The soybean looper is a destructive pest on soybeans capable of defoliating fields if left unchecked. It can be difficult to control because of its resistance to many insecticides. LSU AgCenter scientists are looking at a novel way to increase the efficacy of pesticides to better control insects such as the soybean looper using nanotechnology.
Biological engineer Cristina Sabliov and entomologist Jeff Davis are testing the use of nanoparticles — particles 1,000 times smaller in width than a human hair — in insecticides to see if the particles help the chemical better adhere to the leaf tissue and provide better defense against pests. They want to see if the use of nanoparticles loaded with pesticides means farmers can use less chemicals on their crops while making the chemicals more effective.
The researchers are using nanoparticles made of zein, a biodegradable corn-derived protein. They entrapped the insecticide in technical-grade methoxyfenozide within the particles and applied it to leaves of soybean plants.
“The particles were designed to assist in electrostatic binding to the foliage or the roots of the soybean plant and to provide controlled release properties of the entrapped component,” Sabliov says.
The nanodelivery system was tested over two years against the soybean looper. Before they could test it with entrapped pesticide, however, they had to make sure the nanoparticles alone would not harm the soybean looper.
Davis says they fed the loopers a diet with and without nanoparticles and saw no mortality, demonstrating the particles without the insecticide would not hurt the pests.
Next, they looked to see if the nanoparticles would prolong the effectiveness of the insecticide when entrapped in the nanoparticle.
“We sprayed the plants and would feed the leaves to the soybean loopers at three days out, seven days out, up to 42 days,” Davis says.
The insecticide alone is usually effective up to 14 days. But when used with nanoparticles, they saw good control of the soybean looper for 21 days.
The researchers said these results could mean that nanoparticles may help farmers spray less often and spray less of the chemical. But questions still remain on the safety of the nanoparticles, Davis says.
Kurt Ristroph, a student working in Sabliov’s lab, says they washed the plants sprayed with insecticides entrapped within the nanoparticles to simulate rain and checked to see how long the chemical would stay on the plant.
“The results are good. The particles seem to adhere well to leaves and wash out slowly over time” Ristroph says.
The scientists want to see the environmental effects of the nanoparticles before moving forward.
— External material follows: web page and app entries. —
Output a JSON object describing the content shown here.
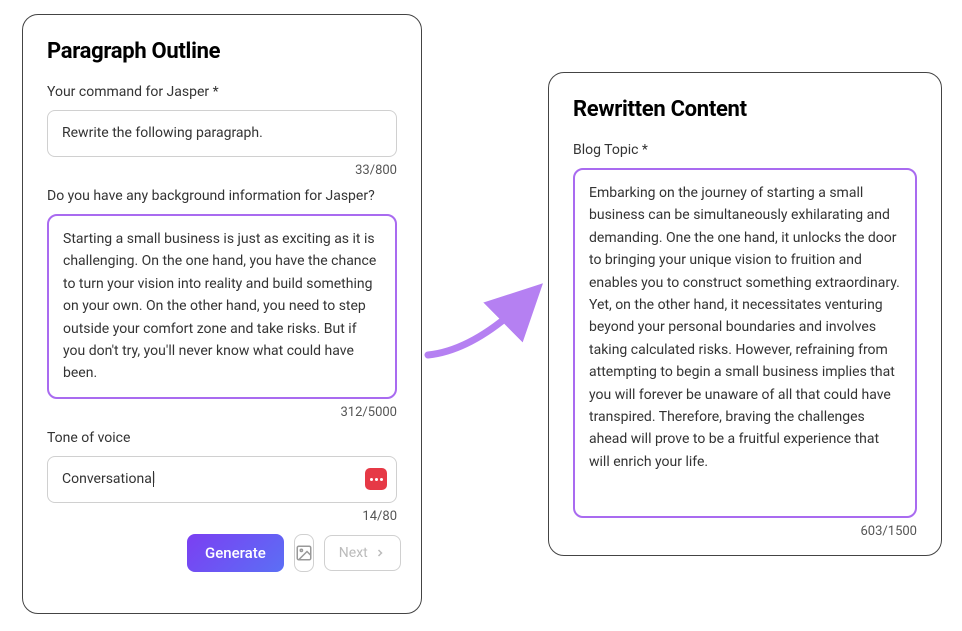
{
  "left_panel": {
    "title": "Paragraph Outline",
    "command_label": "Your command for Jasper *",
    "command_value": "Rewrite the following paragraph.",
    "command_counter": "33/800",
    "background_label": "Do you have any background information for Jasper?",
    "background_value": "Starting a small business is just as exciting as it is challenging. On the one hand, you have the chance to turn your vision into reality and build something on your own. On the other hand, you need to step outside your comfort zone and take risks. But if you don't try, you'll never know what could have been.",
    "background_counter": "312/5000",
    "tone_label": "Tone of voice",
    "tone_value": "Conversational",
    "tone_counter": "14/80",
    "generate_label": "Generate",
    "next_label": "Next"
  },
  "right_panel": {
    "title": "Rewritten Content",
    "blog_label": "Blog Topic *",
    "blog_value": "Embarking on the journey of starting a small business can be simultaneously exhilarating and demanding. One the one hand, it unlocks the door to bringing your unique vision to fruition and enables you to construct something extraordinary. Yet, on the other hand, it necessitates venturing beyond your personal boundaries and involves taking calculated risks. However, refraining from attempting to begin a small business implies that you will forever be unaware of all that could have transpired. Therefore, braving the challenges ahead will prove to be a fruitful experience that will enrich your life.",
    "blog_counter": "603/1500"
  }
}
“To extend the applications of nanotechnology to agriculture with the specific purpose of improving pesticide functionality, we have to have a full understanding of the nanopesticide behavior within the plant and soil,” Sabliov says.
Release Date: July 16, 2015
Source: Louisiana State University